Des Moines, Iowa: An Iowa judge struck down Tuesday a law basing an abortion ban on a fetal heartbeat, blocking the implementation of one of the strictest abortion bans in the U.S. The nine-page ruling, issued Jan. 22, cited a 2018 Iowa Supreme Court decision striking down a 72-hour waiting period for abortion, on the grounds that “a woman’s right to decide whether to terminate a pregnancy is a fundamental right under the Iowa Constitution.” The ruling continued the law’s defenders didn’t identify a compelling state interest to ban abortions based on when a fetal heartbeat is detected.
Diocese and High School in Kentucky Backtracking on the Covington Catholic incident
Covington, Ky: Being quick to judge, in their initial response on Saturday, Jan. 19, issued just a few hours after the first video emerged, the Diocese of Covington and Covington Catholic High School released a joint statement condemning the actions of the high school students. the statement was supported by Archbishop Joseph Kurtz, Archbishop of Louisville and Kentucky’s metropolitan archbishop, who added his own statement condemning the “shameful actions” of the students. However, both statements, along with the entire websites of the Diocese of Covington and the high school, have since been taken down, after subsequent, longer footage and additional information complicated the original interpretation of the video. Tempering their imprecations, the latest response falls short of apologizing to the students –“We pray that we may come to the truth and that this unfortunate situation may be resolved peacefully and amicably and ask others to join us in this prayer. We will have no further statements until the investigation is complete.” This statement is currently the only part of the website of the Diocese of Covington that is still functioning. By Monday, all other links on the site had been deactivated. Archbishop Kurtz on Monday released a new statement of support for Bishop Joseph Foy and the Diocese, and noted that the responses to the incident “revealed the regrettable polarization in our Church and in our society.”

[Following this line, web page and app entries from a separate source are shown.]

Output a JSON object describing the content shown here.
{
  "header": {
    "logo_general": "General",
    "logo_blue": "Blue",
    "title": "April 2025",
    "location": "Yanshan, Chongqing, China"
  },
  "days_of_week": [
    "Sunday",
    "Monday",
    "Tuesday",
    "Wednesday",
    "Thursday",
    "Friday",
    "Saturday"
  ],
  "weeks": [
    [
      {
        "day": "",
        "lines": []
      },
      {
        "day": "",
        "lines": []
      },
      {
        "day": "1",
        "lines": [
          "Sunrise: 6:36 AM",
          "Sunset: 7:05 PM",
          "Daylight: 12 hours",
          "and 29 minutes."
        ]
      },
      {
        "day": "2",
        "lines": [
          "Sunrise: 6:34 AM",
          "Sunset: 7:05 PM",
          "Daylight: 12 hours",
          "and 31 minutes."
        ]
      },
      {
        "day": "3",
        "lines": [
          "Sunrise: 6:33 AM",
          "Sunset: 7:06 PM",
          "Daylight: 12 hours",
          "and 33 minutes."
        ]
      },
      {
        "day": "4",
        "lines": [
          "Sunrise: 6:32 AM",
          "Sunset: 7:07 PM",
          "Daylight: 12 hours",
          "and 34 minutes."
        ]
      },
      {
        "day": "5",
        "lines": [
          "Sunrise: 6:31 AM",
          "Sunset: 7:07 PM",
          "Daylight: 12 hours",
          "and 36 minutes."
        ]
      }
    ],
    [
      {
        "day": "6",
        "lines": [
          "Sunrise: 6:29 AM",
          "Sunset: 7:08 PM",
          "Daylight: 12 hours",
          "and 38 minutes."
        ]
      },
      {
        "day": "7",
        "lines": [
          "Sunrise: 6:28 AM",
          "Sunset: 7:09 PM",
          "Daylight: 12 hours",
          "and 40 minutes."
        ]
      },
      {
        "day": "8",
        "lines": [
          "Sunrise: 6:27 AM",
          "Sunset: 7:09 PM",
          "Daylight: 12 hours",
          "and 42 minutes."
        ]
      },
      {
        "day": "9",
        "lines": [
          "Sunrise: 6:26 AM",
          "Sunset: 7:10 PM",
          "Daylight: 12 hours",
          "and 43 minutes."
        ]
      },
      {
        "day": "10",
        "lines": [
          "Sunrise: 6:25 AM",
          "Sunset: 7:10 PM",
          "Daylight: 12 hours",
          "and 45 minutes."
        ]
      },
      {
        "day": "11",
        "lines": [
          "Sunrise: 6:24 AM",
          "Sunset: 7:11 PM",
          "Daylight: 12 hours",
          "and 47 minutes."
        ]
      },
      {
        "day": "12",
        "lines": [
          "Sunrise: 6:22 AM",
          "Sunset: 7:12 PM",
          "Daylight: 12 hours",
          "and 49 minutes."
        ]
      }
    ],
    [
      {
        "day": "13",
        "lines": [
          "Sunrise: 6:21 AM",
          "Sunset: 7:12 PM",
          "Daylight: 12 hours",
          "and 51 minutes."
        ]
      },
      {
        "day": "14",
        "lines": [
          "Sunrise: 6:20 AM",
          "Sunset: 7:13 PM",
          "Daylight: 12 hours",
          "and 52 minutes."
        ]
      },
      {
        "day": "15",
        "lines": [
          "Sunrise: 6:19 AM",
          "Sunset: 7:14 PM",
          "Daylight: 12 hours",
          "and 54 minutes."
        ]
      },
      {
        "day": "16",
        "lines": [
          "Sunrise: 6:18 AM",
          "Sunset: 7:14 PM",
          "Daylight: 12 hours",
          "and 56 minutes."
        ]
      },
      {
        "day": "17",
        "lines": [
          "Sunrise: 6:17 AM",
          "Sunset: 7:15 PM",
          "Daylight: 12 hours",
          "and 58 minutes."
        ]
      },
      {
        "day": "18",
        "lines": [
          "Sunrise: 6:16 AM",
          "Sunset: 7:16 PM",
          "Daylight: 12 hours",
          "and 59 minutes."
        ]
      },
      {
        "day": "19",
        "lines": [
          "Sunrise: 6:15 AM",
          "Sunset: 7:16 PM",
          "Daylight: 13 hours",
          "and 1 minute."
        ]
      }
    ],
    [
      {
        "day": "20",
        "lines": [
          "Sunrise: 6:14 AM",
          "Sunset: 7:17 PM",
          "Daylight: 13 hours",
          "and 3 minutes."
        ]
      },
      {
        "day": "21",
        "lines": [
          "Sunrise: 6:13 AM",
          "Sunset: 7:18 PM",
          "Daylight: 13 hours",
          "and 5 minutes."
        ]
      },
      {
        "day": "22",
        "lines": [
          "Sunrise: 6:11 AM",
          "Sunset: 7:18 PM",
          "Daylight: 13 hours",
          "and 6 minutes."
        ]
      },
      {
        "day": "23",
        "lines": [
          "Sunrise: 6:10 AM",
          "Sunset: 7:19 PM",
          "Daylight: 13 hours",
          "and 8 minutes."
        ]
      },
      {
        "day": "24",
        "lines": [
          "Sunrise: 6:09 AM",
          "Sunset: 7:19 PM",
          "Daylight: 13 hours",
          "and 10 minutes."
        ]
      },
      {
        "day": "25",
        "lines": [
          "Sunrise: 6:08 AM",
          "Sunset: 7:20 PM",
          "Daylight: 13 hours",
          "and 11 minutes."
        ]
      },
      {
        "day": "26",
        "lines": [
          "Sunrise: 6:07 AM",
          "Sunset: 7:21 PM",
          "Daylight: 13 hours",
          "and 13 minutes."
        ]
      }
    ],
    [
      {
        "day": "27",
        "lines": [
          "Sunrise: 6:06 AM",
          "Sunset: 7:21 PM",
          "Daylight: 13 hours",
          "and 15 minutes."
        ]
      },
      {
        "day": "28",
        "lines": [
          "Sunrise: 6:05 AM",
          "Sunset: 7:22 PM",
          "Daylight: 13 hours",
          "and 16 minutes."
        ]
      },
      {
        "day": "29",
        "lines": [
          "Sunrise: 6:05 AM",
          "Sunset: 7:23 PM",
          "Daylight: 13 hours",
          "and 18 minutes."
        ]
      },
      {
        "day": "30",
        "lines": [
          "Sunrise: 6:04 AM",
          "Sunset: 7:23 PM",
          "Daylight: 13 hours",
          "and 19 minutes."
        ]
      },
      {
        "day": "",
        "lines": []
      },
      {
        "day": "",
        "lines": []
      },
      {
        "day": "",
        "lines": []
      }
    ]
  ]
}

China Dominates World MarketsChina, already the global champion for e-commerce
Senate Set to Vote on Proposals to End Shutdown
Washington D.C; The Republican-led U.S. Senate planned votes for Thursday on competing proposals, one broadly backed by Democrats and the other by Republicans, to end the partial government shutdown, both of which seemed unlikely to resolve the month-long impasse. The shutdown, triggered by Democrat politicians refusing to compromise on “the WALL,” is now in its 34th day, refusing to fund $5.7 billion for a U.S.-Mexico border wall.
IRS Employees Skipping Work
Washington D.C; IRS employees are skipping work to protest a Trump administration order that they return without pay amid the partial government shutdown. The National Treasury Employees Union said hundreds so far have received permission to stay home because of financial hardship, and growing absences among the 33,000 who have been recalled could delay processing of taxpayer refunds. The shutdown, now in its fifth week, could wipe out gross domestic product growth in the first quarter if it continues, according to the White House economist.